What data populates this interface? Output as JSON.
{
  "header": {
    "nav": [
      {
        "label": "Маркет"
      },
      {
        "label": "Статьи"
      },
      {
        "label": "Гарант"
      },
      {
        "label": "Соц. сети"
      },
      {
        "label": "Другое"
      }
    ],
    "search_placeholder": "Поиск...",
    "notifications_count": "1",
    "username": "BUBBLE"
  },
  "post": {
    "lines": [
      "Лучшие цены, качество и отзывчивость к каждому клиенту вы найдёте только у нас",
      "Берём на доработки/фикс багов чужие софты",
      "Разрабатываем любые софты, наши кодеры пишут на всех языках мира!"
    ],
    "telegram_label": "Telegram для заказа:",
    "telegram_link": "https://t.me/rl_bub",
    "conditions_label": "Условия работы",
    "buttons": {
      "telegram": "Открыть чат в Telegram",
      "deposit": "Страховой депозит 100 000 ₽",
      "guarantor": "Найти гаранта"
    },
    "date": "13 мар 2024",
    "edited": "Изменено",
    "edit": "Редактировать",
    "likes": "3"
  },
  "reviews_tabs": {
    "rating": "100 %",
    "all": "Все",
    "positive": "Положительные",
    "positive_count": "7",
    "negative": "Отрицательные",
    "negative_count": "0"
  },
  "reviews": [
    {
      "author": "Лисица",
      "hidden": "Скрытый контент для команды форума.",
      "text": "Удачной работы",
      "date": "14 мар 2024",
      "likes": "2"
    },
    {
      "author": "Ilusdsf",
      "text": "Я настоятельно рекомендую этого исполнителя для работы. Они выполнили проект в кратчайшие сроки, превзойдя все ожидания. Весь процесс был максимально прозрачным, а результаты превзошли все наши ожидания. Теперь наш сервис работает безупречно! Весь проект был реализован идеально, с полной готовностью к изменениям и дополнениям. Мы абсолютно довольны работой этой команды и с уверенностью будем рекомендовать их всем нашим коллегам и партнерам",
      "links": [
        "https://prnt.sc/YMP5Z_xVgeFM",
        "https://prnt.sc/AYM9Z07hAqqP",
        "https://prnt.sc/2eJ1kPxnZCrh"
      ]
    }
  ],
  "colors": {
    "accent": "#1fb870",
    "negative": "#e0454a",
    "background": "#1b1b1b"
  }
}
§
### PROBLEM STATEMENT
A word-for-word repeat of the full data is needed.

### THE ANSWER
What data populates this interface? Output as JSON.
{
  "header": {
    "nav": [
      {
        "label": "Маркет"
      },
      {
        "label": "Статьи"
      },
      {
        "label": "Гарант"
      },
      {
        "label": "Соц. сети"
      },
      {
        "label": "Другое"
      }
    ],
    "search_placeholder": "Поиск...",
    "notifications_count": "1",
    "username": "BUBBLE"
  },
  "post": {
    "lines": [
      "Лучшие цены, качество и отзывчивость к каждому клиенту вы найдёте только у нас",
      "Берём на доработки/фикс багов чужие софты",
      "Разрабатываем любые софты, наши кодеры пишут на всех языках мира!"
    ],
    "telegram_label": "Telegram для заказа:",
    "telegram_link": "https://t.me/rl_bub",
    "conditions_label": "Условия работы",
    "buttons": {
      "telegram": "Открыть чат в Telegram",
      "deposit": "Страховой депозит 100 000 ₽",
      "guarantor": "Найти гаранта"
    },
    "date": "13 мар 2024",
    "edited": "Изменено",
    "edit": "Редактировать",
    "likes": "3"
  },
  "reviews_tabs": {
    "rating": "100 %",
    "all": "Все",
    "positive": "Положительные",
    "positive_count": "7",
    "negative": "Отрицательные",
    "negative_count": "0"
  },
  "reviews": [
    {
      "author": "Лисица",
      "hidden": "Скрытый контент для команды форума.",
      "text": "Удачной работы",
      "date": "14 мар 2024",
      "likes": "2"
    },
    {
      "author": "Ilusdsf",
      "text": "Я настоятельно рекомендую этого исполнителя для работы. Они выполнили проект в кратчайшие сроки, превзойдя все ожидания. Весь процесс был максимально прозрачным, а результаты превзошли все наши ожидания. Теперь наш сервис работает безупречно! Весь проект был реализован идеально, с полной готовностью к изменениям и дополнениям. Мы абсолютно довольны работой этой команды и с уверенностью будем рекомендовать их всем нашим коллегам и партнерам",
      "links": [
        "https://prnt.sc/YMP5Z_xVgeFM",
        "https://prnt.sc/AYM9Z07hAqqP",
        "https://prnt.sc/2eJ1kPxnZCrh"
      ]
    }
  ],
  "colors": {
    "accent": "#1fb870",
    "negative": "#e0454a",
    "background": "#1b1b1b"
  }
}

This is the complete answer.